## [WHAT THE TASK REQUIRES]
Lines in the entries below where the word "grasshopper" shows up should each be copied.

________________________

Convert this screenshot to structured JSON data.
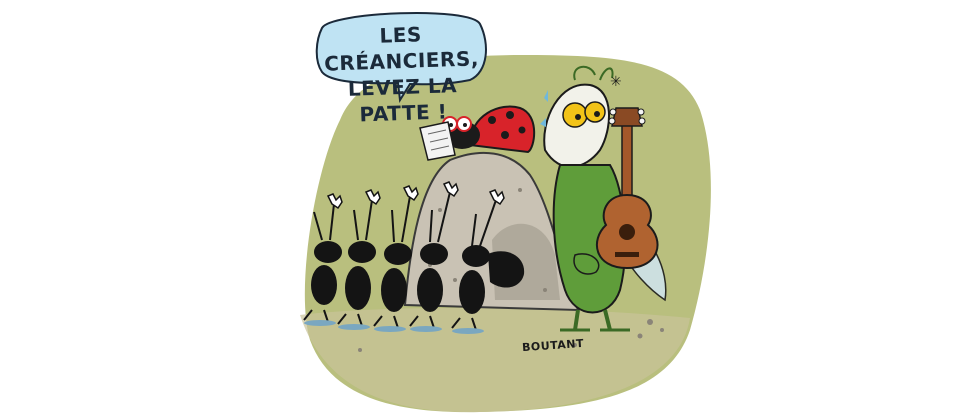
{
  "speech_bubble": {
    "line1": "LES CRÉANCIERS,",
    "line2": "LEVEZ LA PATTE !"
  },
  "signature": "BOUTANT",
  "colors": {
    "background_blob": "#b9bf7e",
    "bubble": "#bfe3f3",
    "ant": "#141414",
    "anthill": "#c9c2b4",
    "ladybug": "#d8232a",
    "grasshopper": "#5f9d3a",
    "guitar": "#a4582a"
  },
  "icons": [
    "speech-bubble",
    "ant-icon",
    "ladybug-icon",
    "grasshopper-icon",
    "guitar-icon",
    "anthill-icon"
  ]
}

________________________

## [RESULT OF THIS TASK]
    "grasshopper": "#5f9d3a",
    "grasshopper-icon",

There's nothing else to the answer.